At Open Democracy, Paul Rogers writes: The authorities are undertaking a legal and judicial counter-offensive against the “occupy” camps that have sprung up in central locations in New York and London. But scores of camps remain across north America and western Europe, part of a diffuse and dispersed phenomenon that has acquired a life of its own within a few short weeks.
These protests echo others earlier in 2011, including the turbulent actions in Greece and the extensive mobilisations in Spain (see “A time of riot: England and the world”, 11 August 2011). They also connect with developments elsewhere: the mass student demonstrations in Chile that moved from opposition to a failing education system to a much wider campaign against marginalisation, and the protests by middle-class Israelis against their more restricted life-chances (albeit such conditions are still far outranked by the great poverty in the nearby occupied territories, notably Gaza).
This upsurge of demonstrations is largely a response to the renewed economic crisis and to the enduring spectacle of financial institutions paying huge salaries and even larger bonuses to their elites while the majority of populations bear the brunt of government-imposed cuts.

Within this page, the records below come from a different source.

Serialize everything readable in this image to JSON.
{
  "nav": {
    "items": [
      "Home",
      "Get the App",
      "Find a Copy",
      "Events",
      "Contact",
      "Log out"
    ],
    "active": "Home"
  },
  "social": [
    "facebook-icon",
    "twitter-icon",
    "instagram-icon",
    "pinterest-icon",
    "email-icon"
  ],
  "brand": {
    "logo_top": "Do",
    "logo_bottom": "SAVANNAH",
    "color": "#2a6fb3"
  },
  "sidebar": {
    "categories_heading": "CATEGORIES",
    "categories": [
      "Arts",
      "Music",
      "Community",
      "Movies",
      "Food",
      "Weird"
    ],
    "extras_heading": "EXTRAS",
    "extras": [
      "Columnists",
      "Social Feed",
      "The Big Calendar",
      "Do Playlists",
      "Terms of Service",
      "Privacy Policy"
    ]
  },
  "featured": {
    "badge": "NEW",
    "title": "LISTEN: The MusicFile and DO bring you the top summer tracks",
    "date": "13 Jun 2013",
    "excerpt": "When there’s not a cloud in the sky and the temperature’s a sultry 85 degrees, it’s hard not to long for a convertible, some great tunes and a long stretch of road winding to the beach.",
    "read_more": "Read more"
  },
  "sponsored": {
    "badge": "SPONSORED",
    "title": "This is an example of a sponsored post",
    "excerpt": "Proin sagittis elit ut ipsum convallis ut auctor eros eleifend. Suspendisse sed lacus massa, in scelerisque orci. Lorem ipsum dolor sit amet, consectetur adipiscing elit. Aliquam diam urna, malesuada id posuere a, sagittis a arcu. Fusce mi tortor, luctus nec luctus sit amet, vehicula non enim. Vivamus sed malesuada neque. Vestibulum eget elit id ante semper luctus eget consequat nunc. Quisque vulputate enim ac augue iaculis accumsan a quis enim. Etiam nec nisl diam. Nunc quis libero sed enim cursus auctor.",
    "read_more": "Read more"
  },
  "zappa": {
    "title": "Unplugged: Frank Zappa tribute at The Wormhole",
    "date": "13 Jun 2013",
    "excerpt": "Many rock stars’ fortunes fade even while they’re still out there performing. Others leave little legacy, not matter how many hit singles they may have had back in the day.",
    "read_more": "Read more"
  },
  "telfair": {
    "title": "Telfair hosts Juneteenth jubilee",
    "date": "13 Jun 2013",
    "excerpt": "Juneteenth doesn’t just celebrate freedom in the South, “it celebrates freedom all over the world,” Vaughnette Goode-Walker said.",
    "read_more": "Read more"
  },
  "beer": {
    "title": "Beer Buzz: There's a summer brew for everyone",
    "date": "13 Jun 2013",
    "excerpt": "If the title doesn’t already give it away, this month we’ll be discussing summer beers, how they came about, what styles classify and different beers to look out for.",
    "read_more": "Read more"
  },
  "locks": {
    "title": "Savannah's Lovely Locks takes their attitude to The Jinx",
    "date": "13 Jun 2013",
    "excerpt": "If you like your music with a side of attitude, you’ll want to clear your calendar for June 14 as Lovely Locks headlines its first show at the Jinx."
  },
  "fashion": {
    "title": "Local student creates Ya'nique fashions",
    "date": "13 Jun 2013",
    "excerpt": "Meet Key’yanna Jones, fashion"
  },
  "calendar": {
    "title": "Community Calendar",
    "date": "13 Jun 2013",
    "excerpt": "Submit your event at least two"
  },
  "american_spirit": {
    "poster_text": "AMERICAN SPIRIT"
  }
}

More broadly it recalls the large-scale anti-globalisation movement of the late 1990s, not least around the Seattle (1999) and Genoa (2001) summits. This movement receded after 9/11 and the launch of the wars in Afghanistan and Iraq – but it has now returned, albeit in a different guise, as a result of the accumulating economic crises of 2007-11.
These protests, demonstrations and movements may well be sustained or they may (at least in the short term) recede. Yet in a global perspective they reflect two processes that lend them deep importance. [Continue reading…]